The last time I jammed electrodes into the spine of a potential assailant, I thought, Boy, I sure wish I was listening to Britney Spears right now. Thanks to paranoia and corporate opportunism, my wish has come true.
At the 2008 Consumer Electronics Association show in Las Vegas, Taser International introduced a leopard-print Taser C2 gun with a gig of music memory embedded in its holster. Now you can rock out to your favorite MP3s whilst incapacitating goons with twin probes capable of digging into two inches of clothing from up to 15 feet away. All for less than $450!
When Andrew Meyer disrupted John Kerry’s rally at the University of Florida in late 2007, witnesses uploaded his foibles on YouTube. Hours later, Meyers’ “Don’t tase me, bro!” became an internet meme. As the video spread, guided by grinning news anchors and dedicated web-addicts alike, Taser experienced a 56 percent increase in revenue.
Self-defense is considered an important component of living in the modern age, but this iPod wannabe has little to do with holding onto your purse. This is marketing at its cultural worst. This is about young Americans’ susceptibility to buy into whatever fad comes skidding across the ice of our hell frozen over.
Between 2001 and 2007, Amnesty International reported at least 245 cases involving Tasers that resulted in death. In November of last year, the UN Committee Against Torture decreed Tasers as a “form of torture” that can “even provoke death.” In light of the controversy stemming from Justice Mukasey’s refusal to label waterboarding as torture, this type of pandering should be condemned. This is life and death, serious business, not just some pixilated loser shrieking on YouTube.
Taser usage supposedly lessens other, more lethal crime deterrents such as firearms and police batons. This reasoning is produced whenever the words “excessive force” enter the equation, especially post-Rodney King. However, statistics on this claim are murky. Firearm usage did not decrease last year after the Houston police force introduced thousands of Tasers into its arsenal, according to the Houston Chronicle. On a more obvious note, Tasers can be deadly, so the claim to “non-lethal force” does not apply. Just ask Robert Dziekański, Tasered until his heart stopped by the Royal Canadian Mounted Police at Vancouver Airport.
But we’re not even talking about officers of the law. We’re talking about commercially manufactured weapons. We’re talking about 18-year-old college kids handed a Taser as a graduation present because mom and pop fear for their baby’s safety in the big bad city, yet still have the fashion know-how to ensure the gadget accessorizes. We’re also talking about those same kids fearlessly wandering down dark alleys, unaware of their surroundings because the C2’s holster is blasting Rihanna too loudly.

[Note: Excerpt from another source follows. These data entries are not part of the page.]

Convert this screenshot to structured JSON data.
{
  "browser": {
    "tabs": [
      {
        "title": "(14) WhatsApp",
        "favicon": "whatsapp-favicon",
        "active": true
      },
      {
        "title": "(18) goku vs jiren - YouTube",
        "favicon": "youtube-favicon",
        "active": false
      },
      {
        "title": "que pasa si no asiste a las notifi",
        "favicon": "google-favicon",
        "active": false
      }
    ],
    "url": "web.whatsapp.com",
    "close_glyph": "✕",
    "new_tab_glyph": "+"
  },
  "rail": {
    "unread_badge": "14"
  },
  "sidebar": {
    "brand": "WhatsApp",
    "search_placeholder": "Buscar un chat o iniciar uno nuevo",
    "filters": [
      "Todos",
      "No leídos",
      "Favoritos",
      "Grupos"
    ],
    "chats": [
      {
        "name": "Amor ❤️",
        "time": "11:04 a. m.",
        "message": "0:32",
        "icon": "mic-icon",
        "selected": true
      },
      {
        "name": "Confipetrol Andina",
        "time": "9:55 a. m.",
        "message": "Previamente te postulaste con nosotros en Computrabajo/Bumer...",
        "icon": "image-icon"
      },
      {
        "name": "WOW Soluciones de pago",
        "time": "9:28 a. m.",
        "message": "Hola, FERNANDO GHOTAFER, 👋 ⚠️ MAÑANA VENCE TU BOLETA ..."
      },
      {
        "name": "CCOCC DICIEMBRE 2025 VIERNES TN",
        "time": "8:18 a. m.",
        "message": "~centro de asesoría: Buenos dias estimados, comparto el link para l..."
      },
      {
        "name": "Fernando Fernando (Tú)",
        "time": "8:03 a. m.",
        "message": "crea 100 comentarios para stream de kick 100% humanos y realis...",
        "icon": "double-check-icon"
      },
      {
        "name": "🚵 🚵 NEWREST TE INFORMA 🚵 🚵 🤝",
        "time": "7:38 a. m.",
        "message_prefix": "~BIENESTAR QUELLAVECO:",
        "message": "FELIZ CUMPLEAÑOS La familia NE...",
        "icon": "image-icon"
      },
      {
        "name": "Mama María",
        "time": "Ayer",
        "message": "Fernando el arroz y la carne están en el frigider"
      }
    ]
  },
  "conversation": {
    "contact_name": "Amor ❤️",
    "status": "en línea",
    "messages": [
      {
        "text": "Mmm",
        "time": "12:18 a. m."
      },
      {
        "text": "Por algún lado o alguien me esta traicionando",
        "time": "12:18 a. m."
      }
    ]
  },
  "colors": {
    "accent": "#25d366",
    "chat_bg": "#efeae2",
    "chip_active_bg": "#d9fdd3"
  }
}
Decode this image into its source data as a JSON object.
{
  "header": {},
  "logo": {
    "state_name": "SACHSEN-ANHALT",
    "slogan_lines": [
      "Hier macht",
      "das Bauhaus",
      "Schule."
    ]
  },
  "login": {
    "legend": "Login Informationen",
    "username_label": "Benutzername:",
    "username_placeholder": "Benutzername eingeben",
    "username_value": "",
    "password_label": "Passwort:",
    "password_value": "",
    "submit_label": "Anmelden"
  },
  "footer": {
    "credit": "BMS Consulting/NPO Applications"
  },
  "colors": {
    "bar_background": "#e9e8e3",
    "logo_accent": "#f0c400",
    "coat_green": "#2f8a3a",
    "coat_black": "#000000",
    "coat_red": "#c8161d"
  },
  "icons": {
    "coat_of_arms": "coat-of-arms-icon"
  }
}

The practicality of this device is backwards. Imagine a pistol that shoots miniature fireworks as you attempt to aim, or a katana that screams like Jamie Lee Curtis when unsheathed. Where’s the fucking logic in that?
While I somehow doubt Tasers will catch on as the hippest new accessory—call it hopeless eternal optimism—the potential that’s there could yield disastrous results. Tasers in the hands of untrained youths, purchased for vanity, would easily jolt the device’s death count up to Friday the 13th levels.
A leopard-print MP3 Taser—like the scantily clad bikini-assassins in girls-with-guns calendars, is an attempt to make weapons, not to mention violence, sexy and fashionable. Popularizing casual vigilante violence pushes our cultural progress back decades. It makes no one safer or stylish.